The correlation between rising atmospheric CO2 and rising temperatures has been measured and plotted since about 425,000 B.C.E. It’s a fact.
Earth is warming. That too, is a fact.
What is the source of the heat? The sun, only the sun, and nothing but the sun. And that will be the topic of the next post.
“Republican Party Platform 2016” downloaded 2016-08-07
http://www.nydailynews.com/news/politics/donald-trump-12-outrageous-moments-article-1.2714391 [Accessed 2016-11-16]
I have been a student of weather and climate ever since I became a private pilot and realized that my ability to predict weather was a life-and-death matter on cross-country flights. I have read and studied many references since before “global warming” and “climate change” became issues.
The good news is that two-thirds of Americans are confident that climate change is real and well-supported by evidence and science, while only fifteen percent of Americans deny climate change*.
The bad news is that the climate is changing. The changes have created more severe droughts, floods, and storms. That’s still a hypothesis. Although it is based on evidence, it is subject to testing and more data collection and analysis. What is known is that climate change has devastated coral reefs around the world. What is suspected (another hypothesis) is that climate change has adversely affected the biodiversity of Lake Tanganyika, the longest freshwater lake in the world.
Worse news is that climate change is a significant contributing factor to the wars in the Middle East and Africa.
Drought has devastated farmland; rural peoples have migrated to cities looking for opportunity. The crowded cities and lack of those opportunities have created tinder boxes ripe for the flames of radical Islam. The crowded cities and lack of opportunities have been an excellent recruiting poster for Daesh (ISIS, ISIL), Boko Haram, and their ilk. Droughts led to war; war has led to the current migrant crises in Europe and Africa.
It’s another lesson that everything that happens has a cause. Not necessarily a reason, but a cause. Yes, there is a difference. Climate change and weather are not the result of divine retribution or favor. They are the result of the physics of the atmosphere, of wind and waves, of oceanic carbon sequestration, of solar heating and human-created greenhouse gasses, among other things.

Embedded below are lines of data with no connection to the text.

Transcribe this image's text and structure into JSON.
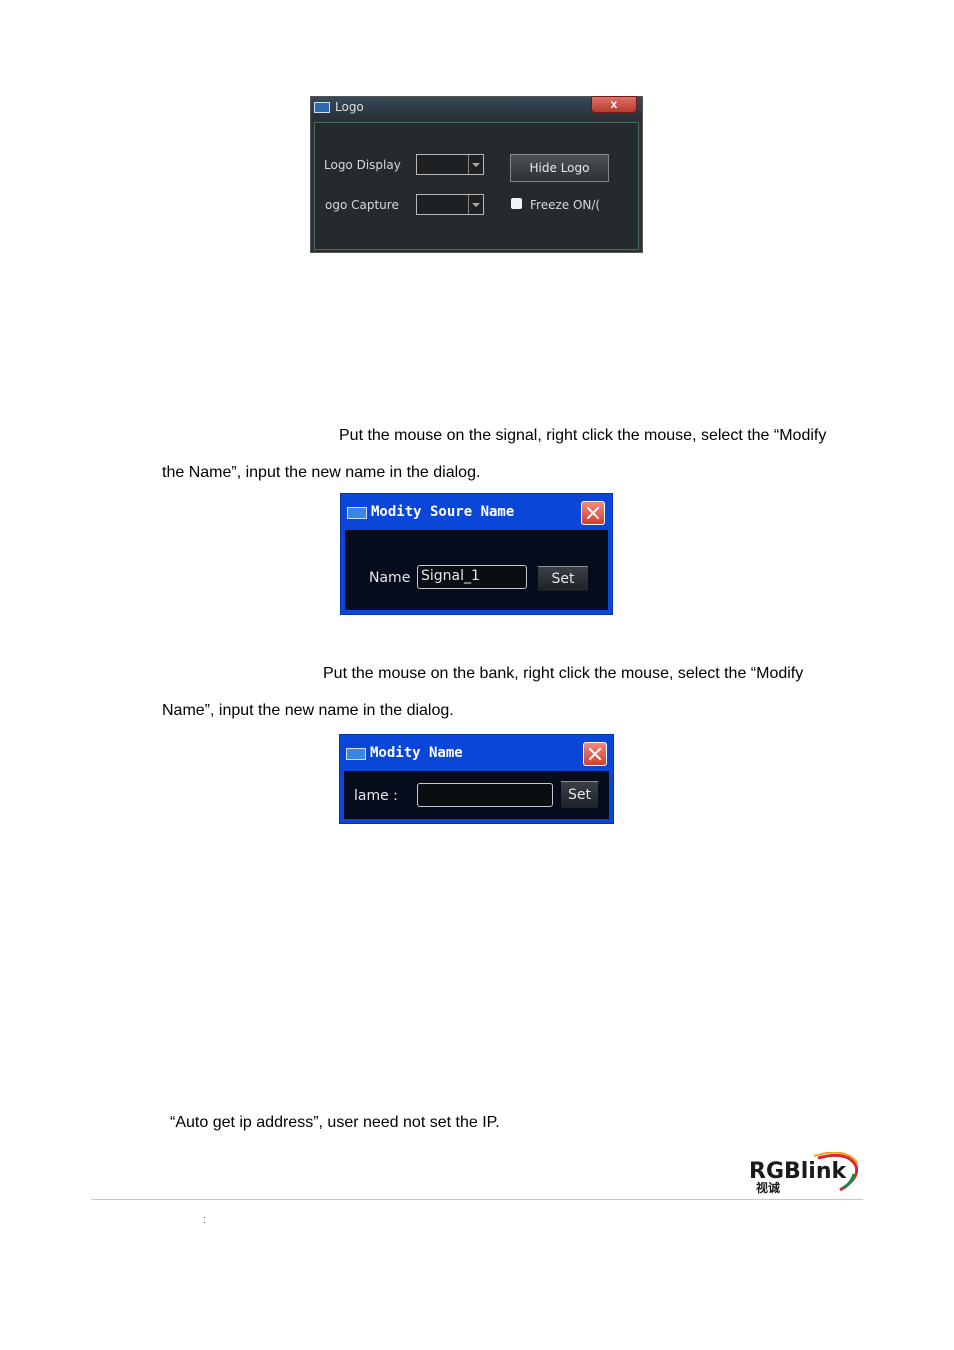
{
  "logo_dialog": {
    "title": "Logo",
    "close_label": "x",
    "display_label": "Logo Display",
    "capture_label": "ogo Capture",
    "display_value": "",
    "capture_value": "",
    "hide_button": "Hide Logo",
    "freeze_label": "Freeze ON/("
  },
  "signal_paragraph": {
    "line1": "Put the mouse on the signal, right click the mouse, select the “Modify",
    "line2": "the Name”, input the new name in the dialog."
  },
  "source_dialog": {
    "title": "Modity Soure Name",
    "name_label": "Name",
    "name_value": "Signal_1",
    "set_button": "Set"
  },
  "bank_paragraph": {
    "line1": "Put the mouse on the bank, right click the mouse, select the “Modify",
    "line2": "Name”, input the new name in the dialog."
  },
  "name_dialog": {
    "title": "Modity Name",
    "name_label": "lame :",
    "name_value": "",
    "set_button": "Set"
  },
  "ip_note": "“Auto get ip address”, user need not set the IP.",
  "footer": {
    "colon": ":",
    "brand_text": "RGBlink",
    "brand_sub": "视诚"
  }
}
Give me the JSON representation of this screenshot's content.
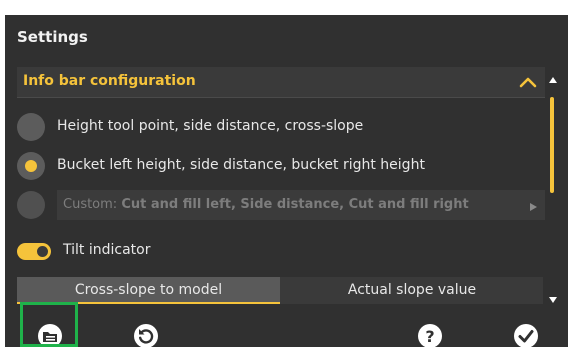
{
  "header": {
    "title": "Settings"
  },
  "section": {
    "title": "Info bar configuration",
    "chevron_icon": "chevron-up-icon"
  },
  "options": [
    {
      "label": "Height tool point, side distance, cross-slope",
      "selected": false
    },
    {
      "label": "Bucket left height, side distance, bucket right height",
      "selected": true
    },
    {
      "prefix": "Custom: ",
      "value": "Cut and fill left, Side distance, Cut and fill right",
      "selected": false,
      "disabled": true
    }
  ],
  "tilt": {
    "label": "Tilt indicator",
    "enabled": true
  },
  "segmented": {
    "options": [
      "Cross-slope to model",
      "Actual slope value"
    ],
    "selected": 0
  },
  "toolbar": {
    "icons": [
      "folder-icon",
      "reset-icon",
      "help-icon",
      "confirm-icon"
    ]
  },
  "colors": {
    "accent": "#f5c33b",
    "panel": "#303030",
    "focus": "#1fb24a"
  }
}
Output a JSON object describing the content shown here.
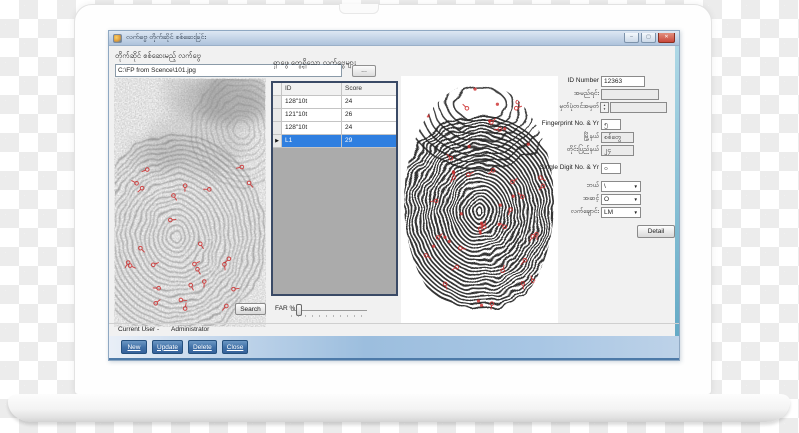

Worse news is that Donald Trump’s history of denying climate change, to the point of calling it a hoax, has apparently affected his mindless followers. The number of republicans who doubt climate change rose from 26% to 34% in only six months*.
It’s not enough to “believe” climate change is real. It’s critical that we do something about it. More on that, later.
* National Survey on Energy and Environment, University of Michigan and Muhlenbert College.
Registered Curmudgeon, scientist, skeptic, humanist, and writer.